Within the nucleus, each chromosome sits in its own well-defined domain, called its territory. It has long been observed that activated genes relocate outside their chromosome's territory during expression, leading to the idea that this movement promotes activation by exposing the gene to the transcription machinery.

But is the opposite true? Do genes that remain in their territories have less access to RNA polymerase? It had been thought so, but a new study by Carmelo Ferrai, Sheila Xie, Ana Pombo, Massimo P. Crippa, and colleagues shows that even while sitting quietly within their home turf, some genes are already primed with the transcriptional machinery, poised and ready to go.

The authors used a model gene, urokinase-type plasminogen activator (uPA), which sits on Chromosome 10 and can be chemically induced to increase its expression (mimicking its natural activators, such as hormones). They start by showing that in their inactive state, most of the uPA genes within a population of cells sit within the Chromosome 10 territory, and, upon activation, the majority of them relocate to the outside and transcription goes up. This matches the standard model.

But the authors asked whether this relocation was accompanied by changes in chromatin structure. This would be expected, since opening up the local structure (through changes to the histone proteins upon which DNA is spooled) would allow easier access of the transcription machinery. But, they found that even before the gene was chemically induced to turn on, the regulatory regions of the uPA gene were already open, and that the gene's promoter had already bound the RNA polymerase transcription complex (called a “transcription factory”). In short, the factories had easy access to the gene even when it was buried in the interior of the territory.

RNA polymerase has two critical phosphorylation sites that control its activity, both involving the amino acid serine. In full-on transcription mode, both serine-2 and serine-5 are phosphorylated. When only ser-5 is phosphorylated, the polymerase is “poised,” inactive but ready to go. The authors found that before activation, most of the uPA genes within the Chromosome 10 territory bound poised polymerases. Once chemically activated, the gene preferentially bound the fully active polymerase, along with moving out of the territory.
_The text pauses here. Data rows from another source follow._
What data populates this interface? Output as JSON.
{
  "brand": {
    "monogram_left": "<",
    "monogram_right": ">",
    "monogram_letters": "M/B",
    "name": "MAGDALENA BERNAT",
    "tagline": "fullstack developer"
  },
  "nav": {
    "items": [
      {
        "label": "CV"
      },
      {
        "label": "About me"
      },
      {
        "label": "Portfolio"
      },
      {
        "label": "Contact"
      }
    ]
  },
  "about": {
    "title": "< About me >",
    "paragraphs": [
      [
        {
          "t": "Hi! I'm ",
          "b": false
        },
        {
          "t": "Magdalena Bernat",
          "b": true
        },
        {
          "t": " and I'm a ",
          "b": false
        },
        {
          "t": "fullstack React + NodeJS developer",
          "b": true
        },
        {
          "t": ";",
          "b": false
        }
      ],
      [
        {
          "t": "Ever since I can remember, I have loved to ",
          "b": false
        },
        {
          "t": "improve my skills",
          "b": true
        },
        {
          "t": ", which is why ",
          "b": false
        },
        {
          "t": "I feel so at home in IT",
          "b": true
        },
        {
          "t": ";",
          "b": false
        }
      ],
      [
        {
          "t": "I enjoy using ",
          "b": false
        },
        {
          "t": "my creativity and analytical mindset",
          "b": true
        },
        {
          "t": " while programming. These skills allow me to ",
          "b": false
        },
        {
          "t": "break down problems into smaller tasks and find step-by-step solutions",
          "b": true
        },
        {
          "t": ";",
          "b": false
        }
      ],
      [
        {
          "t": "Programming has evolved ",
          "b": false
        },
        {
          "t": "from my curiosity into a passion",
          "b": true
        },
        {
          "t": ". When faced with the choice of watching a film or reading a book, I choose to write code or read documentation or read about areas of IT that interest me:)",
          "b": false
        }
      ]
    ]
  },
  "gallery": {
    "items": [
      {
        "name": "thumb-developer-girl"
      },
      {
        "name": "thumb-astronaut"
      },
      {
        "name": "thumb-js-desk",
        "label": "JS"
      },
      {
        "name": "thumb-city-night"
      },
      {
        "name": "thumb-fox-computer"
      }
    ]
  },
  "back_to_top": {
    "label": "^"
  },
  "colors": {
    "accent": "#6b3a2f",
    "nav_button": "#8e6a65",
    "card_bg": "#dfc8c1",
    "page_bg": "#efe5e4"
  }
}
Surprisingly, the interior of the territory was also accessible to fully active polymerase, although there was little transcription there prior to activation.
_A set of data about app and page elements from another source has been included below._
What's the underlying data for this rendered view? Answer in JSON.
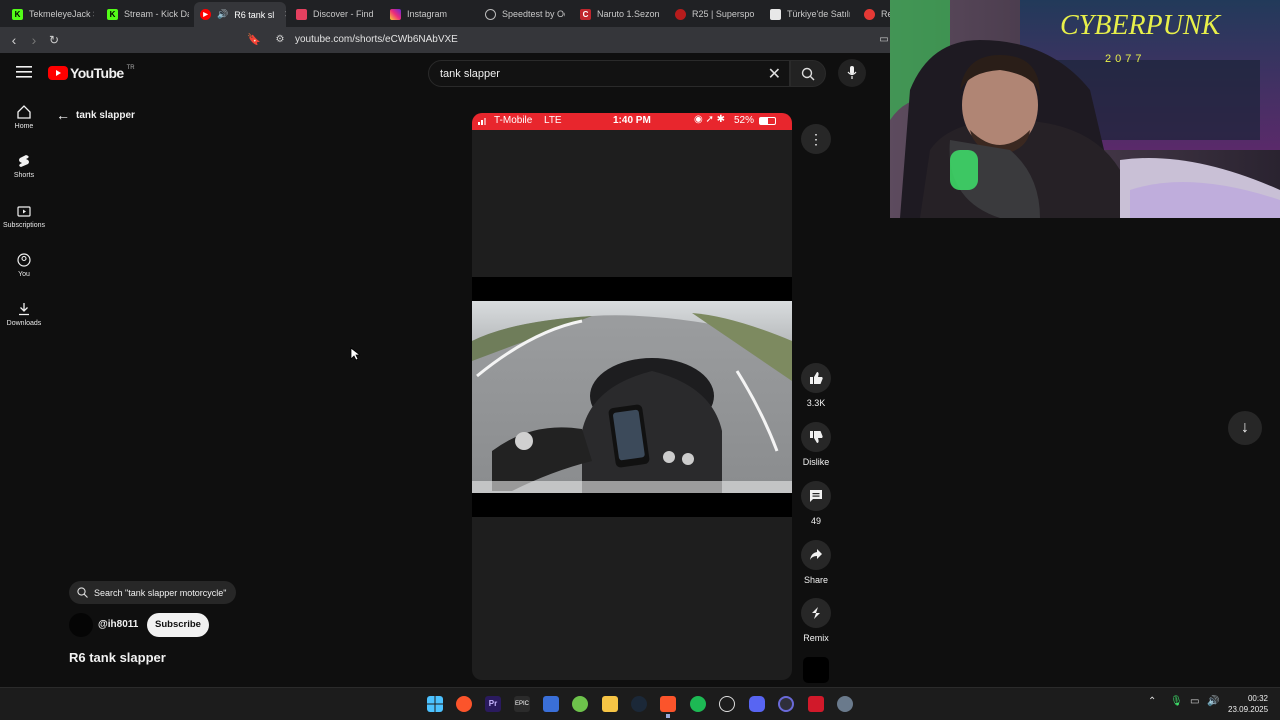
{
  "browser": {
    "tabs": [
      {
        "label": "TekmeleyeJack St",
        "color": "#53fc18",
        "glyph": "K"
      },
      {
        "label": "Stream - Kick Das",
        "color": "#53fc18",
        "glyph": "K"
      },
      {
        "label": "R6 tank sl",
        "color": "#ff0000",
        "glyph": "▶"
      },
      {
        "label": "Discover - Find T",
        "color": "#e4405f",
        "glyph": "★"
      },
      {
        "label": "Instagram",
        "color": "#d62976",
        "glyph": "◎"
      },
      {
        "label": "Speedtest by Ook",
        "color": "#202124",
        "glyph": "◔"
      },
      {
        "label": "Naruto 1.Sezon 1",
        "color": "#c0262d",
        "glyph": "C"
      },
      {
        "label": "R25 | Supersport",
        "color": "#b71c1c",
        "glyph": "Y"
      },
      {
        "label": "Türkiye'de Satılık",
        "color": "#e8e8e8",
        "glyph": "▬"
      },
      {
        "label": "Re",
        "color": "#e53935",
        "glyph": "R"
      }
    ],
    "url": "youtube.com/shorts/eCWb6NAbVXE"
  },
  "youtube": {
    "logo_text": "YouTube",
    "logo_region": "TR",
    "search_query": "tank slapper",
    "back_label": "tank slapper",
    "sidebar": [
      {
        "label": "Home",
        "icon": "home-icon"
      },
      {
        "label": "Shorts",
        "icon": "shorts-icon"
      },
      {
        "label": "Subscriptions",
        "icon": "subscriptions-icon"
      },
      {
        "label": "You",
        "icon": "you-icon"
      },
      {
        "label": "Downloads",
        "icon": "downloads-icon"
      }
    ],
    "related_search": "Search \"tank slapper motorcycle\"",
    "channel": "@ih8011",
    "subscribe_label": "Subscribe",
    "short_title": "R6 tank slapper",
    "phone_status": {
      "carrier": "T-Mobile",
      "network": "LTE",
      "time": "1:40 PM",
      "battery": "52%"
    },
    "actions": {
      "likes": "3.3K",
      "dislike": "Dislike",
      "comments": "49",
      "share": "Share",
      "remix": "Remix"
    }
  },
  "taskbar": {
    "time": "00:32",
    "date": "23.09.2025",
    "pinned": [
      "start-icon",
      "brave-icon",
      "premiere-icon",
      "epic-games-icon",
      "remote-desktop-icon",
      "xbox-icon",
      "file-explorer-icon",
      "steam-icon",
      "brave-browser-icon",
      "spotify-icon",
      "chatgpt-icon",
      "discord-icon",
      "obs-icon",
      "app-icon",
      "settings-icon"
    ]
  },
  "overlay": {
    "poster_text": "CYBERPUNK",
    "poster_sub": "2077"
  }
}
Finally, the authors measured the transcription frequency both inside and outside the territory after chemical activation. They found that after activation, the frequency with which uPA alleles are transcribed was the same whether the gene was inside or outside, again in contrast to the standard model. Before activation was a different story, though. Genes inside the territory were largely silent, while those few on the outside were transcribed at a rate equal to that of an active gene.
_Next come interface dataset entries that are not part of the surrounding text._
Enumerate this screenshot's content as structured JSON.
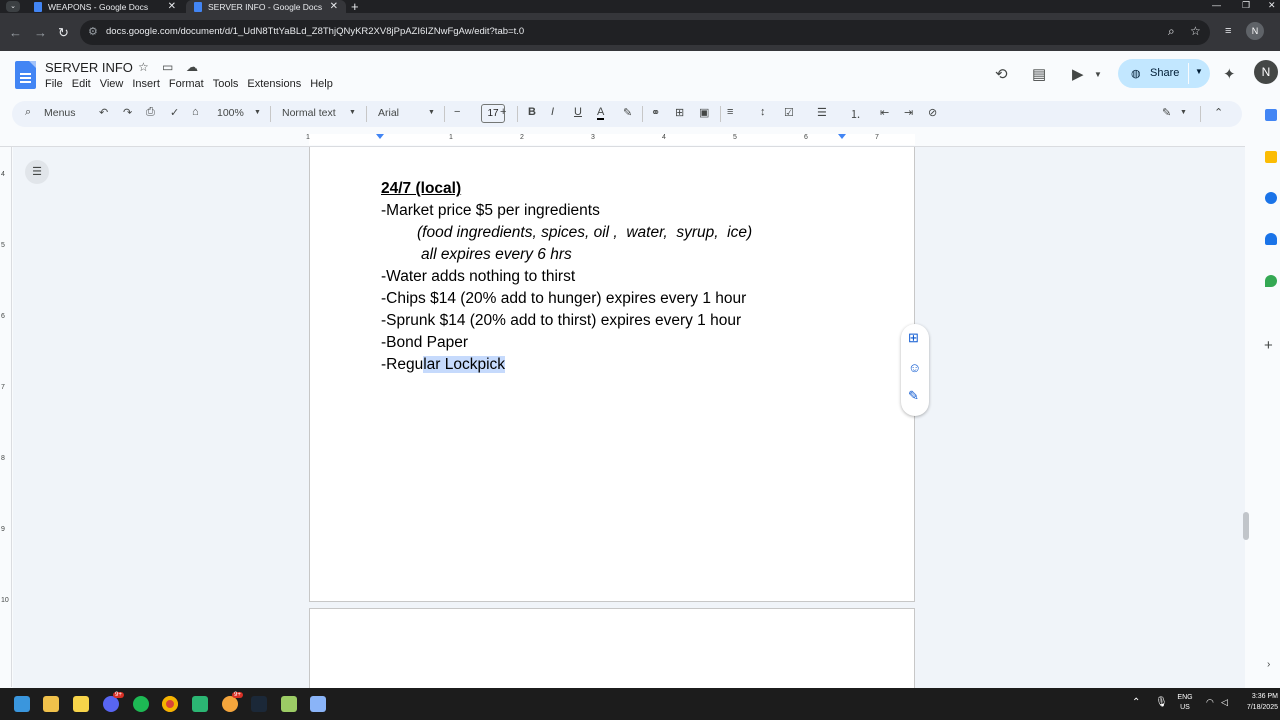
{
  "browser": {
    "tabs": [
      {
        "title": "WEAPONS - Google Docs",
        "active": false
      },
      {
        "title": "SERVER INFO - Google Docs",
        "active": true
      }
    ],
    "url": "docs.google.com/document/d/1_UdN8TttYaBLd_Z8ThjQNyKR2XV8jPpAZI6IZNwFgAw/edit?tab=t.0",
    "profile_initial": "N"
  },
  "docs": {
    "title": "SERVER INFO",
    "menu": [
      "File",
      "Edit",
      "View",
      "Insert",
      "Format",
      "Tools",
      "Extensions",
      "Help"
    ],
    "share_label": "Share",
    "avatar_initial": "N",
    "toolbar": {
      "search_label": "Menus",
      "zoom": "100%",
      "style": "Normal text",
      "font": "Arial",
      "font_size": "17"
    },
    "ruler_numbers": [
      "1",
      "1",
      "2",
      "3",
      "4",
      "5",
      "6",
      "7"
    ],
    "vruler_numbers": [
      "4",
      "5",
      "6",
      "7",
      "8",
      "9",
      "10"
    ]
  },
  "document": {
    "heading": "24/7 (local)",
    "lines": [
      "-Market price $5 per ingredients",
      "(food ingredients, spices, oil ,  water,  syrup,  ice)",
      "all expires every 6 hrs",
      "-Water adds nothing to thirst",
      "-Chips $14 (20% add to hunger) expires every 1 hour",
      "-Sprunk $14 (20% add to thirst) expires every 1 hour",
      "-Bond Paper"
    ],
    "last_line_prefix": "-Regu",
    "last_line_selected": "lar Lockpick"
  },
  "taskbar": {
    "lang": "ENG",
    "region": "US",
    "time": "3:36 PM",
    "date": "7/18/2025",
    "badge1": "9+",
    "badge2": "9+"
  },
  "colors": {
    "accent": "#0b57d0",
    "share_bg": "#c2e7ff",
    "selection": "#c6dafc",
    "docs_blue": "#4285f4"
  }
}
The picture that emerges is both more complicated and more dynamic than the simple inside-quiet/outside-active model of gene activity. At least for this gene, and presumably for many others similarly regulated, the gene is routinely available for binding of transcription factories while still within its chromosome territory. While most of these are poised, rather than active, factories, some transcription does occur there. Upon activation, the gene does move outside its territory, but not to begin the process of accumulating the transcription machinery—this experiment conclusively shows that accumulation of the transcription machinery can and does occur independently and prior to activation. Instead, translocation to the exterior has no influence on the association of induced genes with active factories or a high level of transcription. It is in the uninduced state that the positioning at the CT interior has a silencing effect, The authors suggest that the ability of regulatable genes to be primed with transcription factories while still silent likely allows a more rapid response to environmental signals that turn the genes on.

Ferrai C, Xie SQ, Luraghi P, Munari D, Ramirez F, et al. (2010) Poised Transcription Factories Prime Silent uPA Gene Prior to Activation. doi:10.1371/journal.pbio.1000270